Terminating GNOME Shell

Mixing JavaScript, a garbage collected language, and C, with all its manual memory management, has its caveats, and this is especially true during tear down. In the past the Mutter context was terminated, later followed by the JavaScript context. Terminating the JavaScript context last prevented Clutter and Mutter objects from being destroyed, as JavaScript may still have references to these objects. If you ever wondered why there tends to be warnings in journal when logging out, this is why. All of these warnings and potential crashes mean any tests that rely on zero warnings would fail. We can’t have that!

To improve this situation, we have to shuffle things around a bit. In rough terms, we now terminate the JavaScript context first, ensuring there are no references held by JavaScript, before tearing down the backend and the Mutter context. To make this possible without introducing even more issues, this meant tearing down the whole UI tree on shut-down, making sure the actual JavaScript context disposal more or less only involves cleaning up defunct JavaScript objects.

In the past, this has been complicated too, since not all components can easily handle bits and pieces of the Shell getting destroyed in a rather arbitrary order, as it means signals get emitted when they were not expected to, e.g. when parts of the shell that was expected to still exist has already been cleaned up. A while ago, a new door was opened making it possible to handle rather conveniently: enter the signal tracker, a helper that makes it possible to write code using signal handlers that automatically disconnects signal handlers on shutdown.

With the signal tracker in place and in use, a few smaller final fixes here, and the aforementioned reversed order we tear down the JavaScript context and the Mutter bits, we can now terminate without any warnings being logged.

And as a result, the tests pass!

Enabled in CI

Right now we’re running the “basic” perf test on each merge request in GNOME Shell. It performs some basic operations, including opening the quick settings menu, handles an incoming notification, opens the overview and application grid. A screen recording of what it does can be seen below.

What’s Next

More Tests

Testing more functionality than basic.js. There are some more existing “perf tests” that could potentially be used, but tests that aim for testing specific functionality, for example window management, or configuring the Wi-Fi, that isn’t related to performance don’t really exist yet.

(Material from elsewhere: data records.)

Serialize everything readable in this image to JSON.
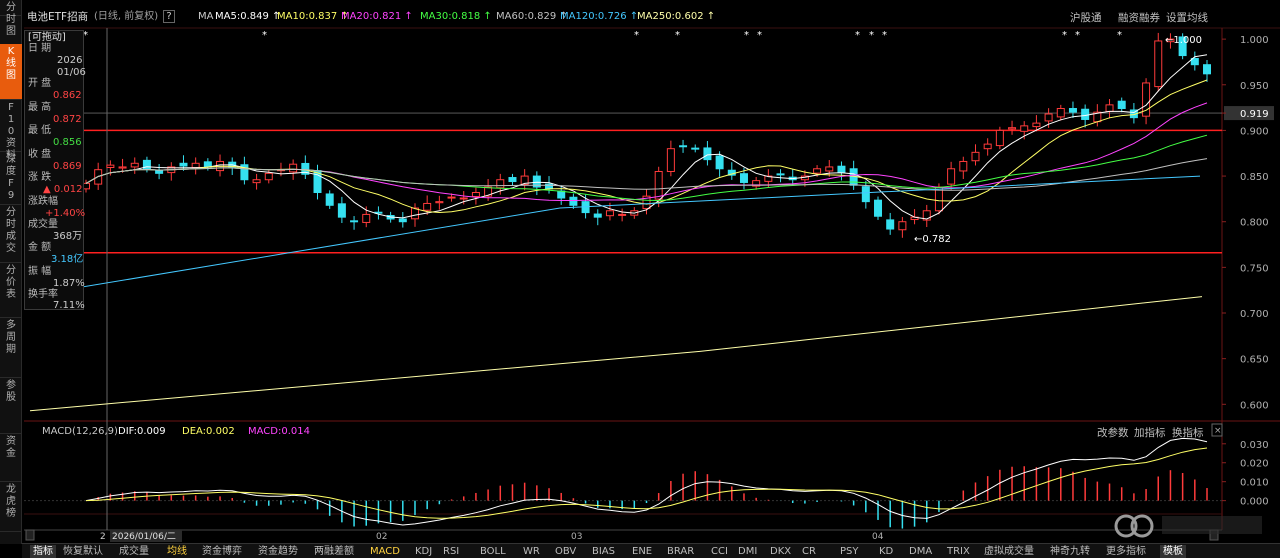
{
  "left_nav": [
    {
      "label": "分时图"
    },
    {
      "label": "K线图",
      "active": true
    },
    {
      "label": "F10资料"
    },
    {
      "label": "深度F9"
    },
    {
      "label": "分时成交"
    },
    {
      "label": "分价表"
    },
    {
      "label": "多周期"
    },
    {
      "label": "参股"
    },
    {
      "label": "资金"
    },
    {
      "label": "龙虎榜"
    }
  ],
  "header": {
    "stock_name": "电池ETF招商",
    "period": "(日线, 前复权)",
    "help": "?",
    "ma_label": "MA",
    "ma_items": [
      {
        "text": "MA5:0.849",
        "color": "#ffffff"
      },
      {
        "text": "MA10:0.837",
        "color": "#ffff66"
      },
      {
        "text": "MA20:0.821",
        "color": "#ff44ff"
      },
      {
        "text": "MA30:0.818",
        "color": "#44ff44"
      },
      {
        "text": "MA60:0.829",
        "color": "#c0c0c0"
      },
      {
        "text": "MA120:0.726",
        "color": "#44c8ff"
      },
      {
        "text": "MA250:0.602",
        "color": "#ffffaa"
      }
    ],
    "right_buttons": [
      "沪股通",
      "融资融券",
      "设置均线"
    ]
  },
  "info_box": {
    "draggable": "[可拖动]",
    "date_label": "日 期",
    "year": "2026",
    "date": "01/06",
    "open_label": "开 盘",
    "open": "0.862",
    "high_label": "最 高",
    "high": "0.872",
    "low_label": "最 低",
    "low": "0.856",
    "close_label": "收 盘",
    "close": "0.869",
    "change_label": "涨 跌",
    "change": "▲ 0.012",
    "change_pct_label": "涨跌幅",
    "change_pct": "+1.40%",
    "volume_label": "成交量",
    "volume": "368万",
    "amount_label": "金 额",
    "amount": "3.18亿",
    "amplitude_label": "振 幅",
    "amplitude": "1.87%",
    "turnover_label": "换手率",
    "turnover": "7.11%"
  },
  "price_axis": [
    "1.000",
    "0.950",
    "0.919",
    "0.900",
    "0.850",
    "0.800",
    "0.750",
    "0.700",
    "0.650",
    "0.600"
  ],
  "price_marks": {
    "current": "0.919",
    "max_label": "1.000",
    "min_label": "0.782"
  },
  "month_labels": [
    "02",
    "03",
    "04"
  ],
  "cursor_date": "2026/01/06/二",
  "cursor_x_label": "2",
  "macd": {
    "title": "MACD(12,26,9)",
    "dif": "DIF:0.009",
    "dea": "DEA:0.002",
    "macd": "MACD:0.014",
    "buttons": [
      "改参数",
      "加指标",
      "换指标"
    ],
    "axis": [
      "0.030",
      "0.020",
      "0.010",
      "0.000"
    ]
  },
  "bottom_tabs": [
    "指标",
    "恢复默认",
    "成交量",
    "均线",
    "资金博弈",
    "资金趋势",
    "两融差额",
    "MACD",
    "KDJ",
    "RSI",
    "BOLL",
    "WR",
    "OBV",
    "BIAS",
    "ENE",
    "BRAR",
    "CCI",
    "DMI",
    "DKX",
    "CR",
    "PSY",
    "KD",
    "DMA",
    "TRIX",
    "虚拟成交量",
    "神奇九转",
    "更多指标",
    "模板"
  ],
  "colors": {
    "up": "#ff3b3b",
    "down": "#35e0f0",
    "accent": "#e85c0d",
    "ma5": "#ffffff",
    "ma10": "#ffff66",
    "ma20": "#ff44ff",
    "ma30": "#44ff44",
    "ma60": "#c0c0c0",
    "ma120": "#44c8ff",
    "ma250": "#ffffaa"
  },
  "chart_data": {
    "type": "candlestick",
    "ylim": [
      0.585,
      1.01
    ],
    "closes": [
      0.842,
      0.857,
      0.862,
      0.86,
      0.864,
      0.858,
      0.853,
      0.86,
      0.861,
      0.864,
      0.86,
      0.866,
      0.86,
      0.846,
      0.846,
      0.853,
      0.857,
      0.863,
      0.852,
      0.832,
      0.818,
      0.805,
      0.8,
      0.808,
      0.81,
      0.803,
      0.8,
      0.815,
      0.82,
      0.822,
      0.827,
      0.826,
      0.832,
      0.838,
      0.846,
      0.844,
      0.85,
      0.838,
      0.836,
      0.826,
      0.818,
      0.81,
      0.805,
      0.812,
      0.808,
      0.812,
      0.828,
      0.855,
      0.88,
      0.883,
      0.88,
      0.868,
      0.858,
      0.851,
      0.843,
      0.845,
      0.85,
      0.852,
      0.846,
      0.85,
      0.858,
      0.86,
      0.854,
      0.84,
      0.822,
      0.806,
      0.792,
      0.8,
      0.805,
      0.812,
      0.838,
      0.858,
      0.866,
      0.876,
      0.885,
      0.9,
      0.903,
      0.905,
      0.908,
      0.918,
      0.924,
      0.92,
      0.912,
      0.92,
      0.928,
      0.924,
      0.914,
      0.952,
      0.998,
      1.0,
      0.982,
      0.972,
      0.962
    ],
    "swing_high": 1.0,
    "swing_low": 0.782
  }
}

This will become easier after the port to standard JavaScript modules, when tests no longer have to be included in the gnome-shell binary itself.

Input Events

So far, widgets are triggered programmatically. Using input events via virtual input devices means we get more fully tested code paths. Better test infrastructure for things related to input is being worked on for Mutter, and can hopefully be reused in GNOME Shell’s tests.

Running tests from Mutter’s CI

GNOME Shell provides a decent sanity test for Clutter, Mutter’s compositing library, so ensuring that it runs successfully and without warnings is useful to make sure changes there doesn’t introduce regressions.

Screenshot-based Tests

Using so called reference screenshots, test will be able to ensure there were no actual visual changes unless so was intended. The basic infrastructure exist in and can be exposed by Mutter, but for something like GNOME Shell, we probably need a way other than in-tree reference images for storage as is done in Mutter, in order to not make the gnome-shell git repository grow out of hand.


Currently the tests use a single fixed resolution virtual monitor, but this should be expanded to involve multi monitor and hotplugging. Mutter has ways to create virtual monitors, but does not yet export this via by GNOME Shell consumable API.

GNOME Shell Extensions

Not only GNOME Shell itself needs testing, running tests specifically for extensions, or running GNOME Shell’s own tests as part of testing extensions would have benefits as well.